→ Work instruction
Record by record, write out the listing word for word while omitting pictures.

→ Dataset extract

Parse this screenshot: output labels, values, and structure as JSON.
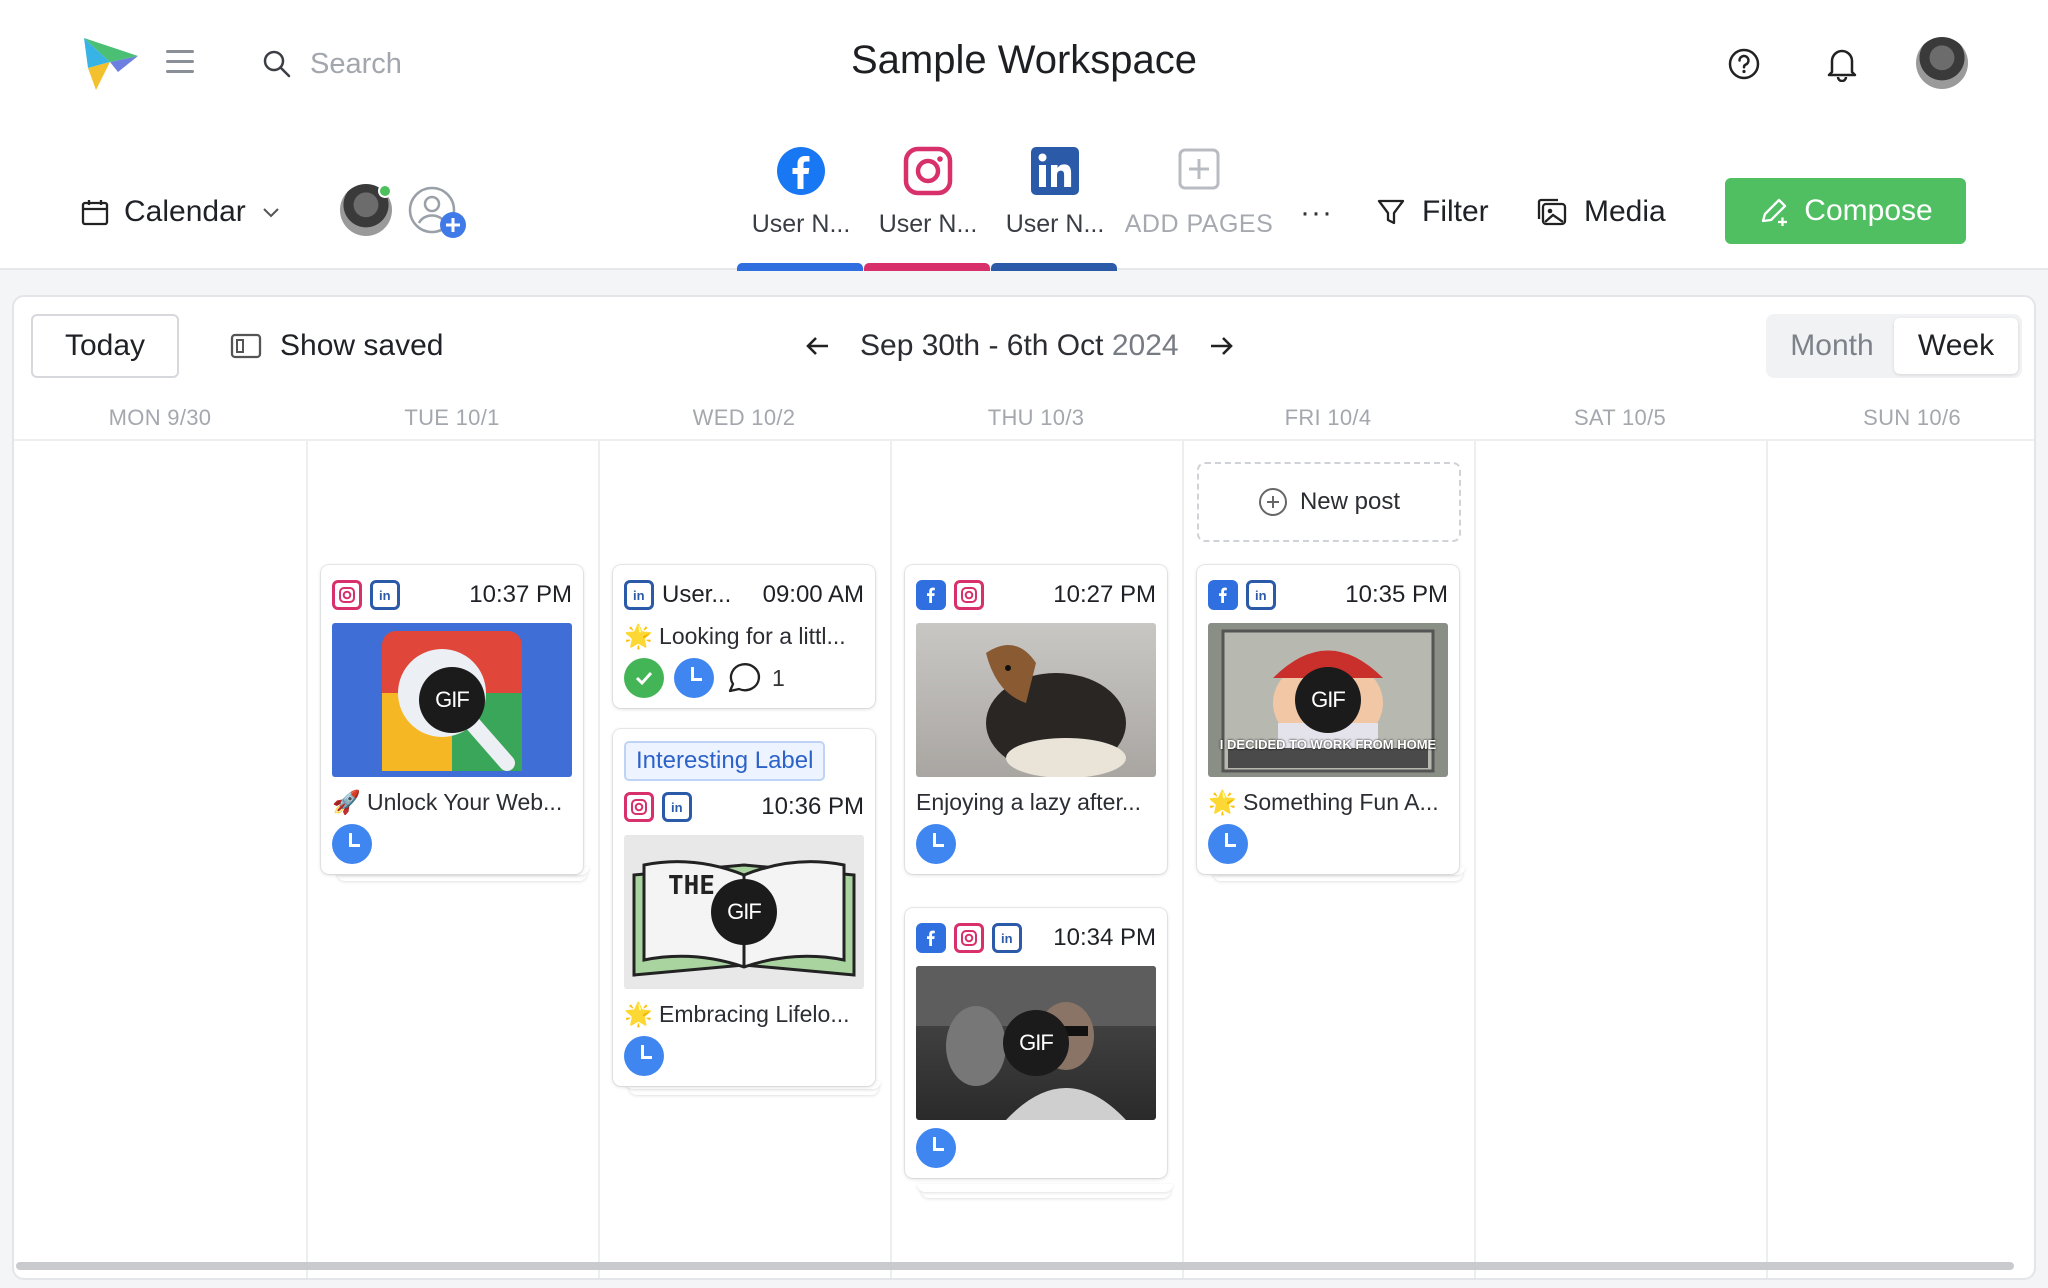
{
  "header": {
    "search_placeholder": "Search",
    "workspace_title": "Sample Workspace",
    "calendar_label": "Calendar",
    "pages": [
      {
        "label": "User N...",
        "network": "facebook",
        "color": "#2f6fe0"
      },
      {
        "label": "User N...",
        "network": "instagram",
        "color": "#d8306a"
      },
      {
        "label": "User N...",
        "network": "linkedin",
        "color": "#2a5aa8"
      }
    ],
    "add_pages_label": "ADD PAGES",
    "more_label": "···",
    "filter_label": "Filter",
    "media_label": "Media",
    "compose_label": "Compose"
  },
  "toolbar": {
    "today_label": "Today",
    "show_saved_label": "Show saved",
    "date_range": "Sep 30th - 6th Oct",
    "date_year": "2024",
    "view_month": "Month",
    "view_week": "Week"
  },
  "days": [
    "MON 9/30",
    "TUE 10/1",
    "WED 10/2",
    "THU 10/3",
    "FRI 10/4",
    "SAT 10/5",
    "SUN 10/6"
  ],
  "new_post_label": "New post",
  "posts": {
    "tue1": {
      "time": "10:37 PM",
      "caption": "🚀 Unlock Your Web...",
      "gif": "GIF"
    },
    "wed1": {
      "user": "User...",
      "time": "09:00 AM",
      "caption": "🌟 Looking for a littl...",
      "comments": "1"
    },
    "wed2": {
      "label": "Interesting Label",
      "time": "10:36 PM",
      "caption": "🌟 Embracing Lifelo...",
      "gif": "GIF",
      "thumb_text": "THE"
    },
    "thu1": {
      "time": "10:27 PM",
      "caption": "Enjoying a lazy after..."
    },
    "thu2": {
      "time": "10:34 PM",
      "gif": "GIF"
    },
    "fri1": {
      "time": "10:35 PM",
      "caption": "🌟 Something Fun A...",
      "gif": "GIF",
      "thumb_text": "I DECIDED TO WORK FROM HOME"
    }
  },
  "colors": {
    "accent": "#4fbf62",
    "facebook": "#2f6fe0",
    "instagram": "#d8306a",
    "linkedin": "#2a5aa8",
    "clock": "#3f86f1"
  }
}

→ Written reply
Parse this screenshot: output labels, values, and structure as JSON.
{
  "header": {
    "search_placeholder": "Search",
    "workspace_title": "Sample Workspace",
    "calendar_label": "Calendar",
    "pages": [
      {
        "label": "User N...",
        "network": "facebook",
        "color": "#2f6fe0"
      },
      {
        "label": "User N...",
        "network": "instagram",
        "color": "#d8306a"
      },
      {
        "label": "User N...",
        "network": "linkedin",
        "color": "#2a5aa8"
      }
    ],
    "add_pages_label": "ADD PAGES",
    "more_label": "···",
    "filter_label": "Filter",
    "media_label": "Media",
    "compose_label": "Compose"
  },
  "toolbar": {
    "today_label": "Today",
    "show_saved_label": "Show saved",
    "date_range": "Sep 30th - 6th Oct",
    "date_year": "2024",
    "view_month": "Month",
    "view_week": "Week"
  },
  "days": [
    "MON 9/30",
    "TUE 10/1",
    "WED 10/2",
    "THU 10/3",
    "FRI 10/4",
    "SAT 10/5",
    "SUN 10/6"
  ],
  "new_post_label": "New post",
  "posts": {
    "tue1": {
      "time": "10:37 PM",
      "caption": "🚀 Unlock Your Web...",
      "gif": "GIF"
    },
    "wed1": {
      "user": "User...",
      "time": "09:00 AM",
      "caption": "🌟 Looking for a littl...",
      "comments": "1"
    },
    "wed2": {
      "label": "Interesting Label",
      "time": "10:36 PM",
      "caption": "🌟 Embracing Lifelo...",
      "gif": "GIF",
      "thumb_text": "THE"
    },
    "thu1": {
      "time": "10:27 PM",
      "caption": "Enjoying a lazy after..."
    },
    "thu2": {
      "time": "10:34 PM",
      "gif": "GIF"
    },
    "fri1": {
      "time": "10:35 PM",
      "caption": "🌟 Something Fun A...",
      "gif": "GIF",
      "thumb_text": "I DECIDED TO WORK FROM HOME"
    }
  },
  "colors": {
    "accent": "#4fbf62",
    "facebook": "#2f6fe0",
    "instagram": "#d8306a",
    "linkedin": "#2a5aa8",
    "clock": "#3f86f1"
  }
}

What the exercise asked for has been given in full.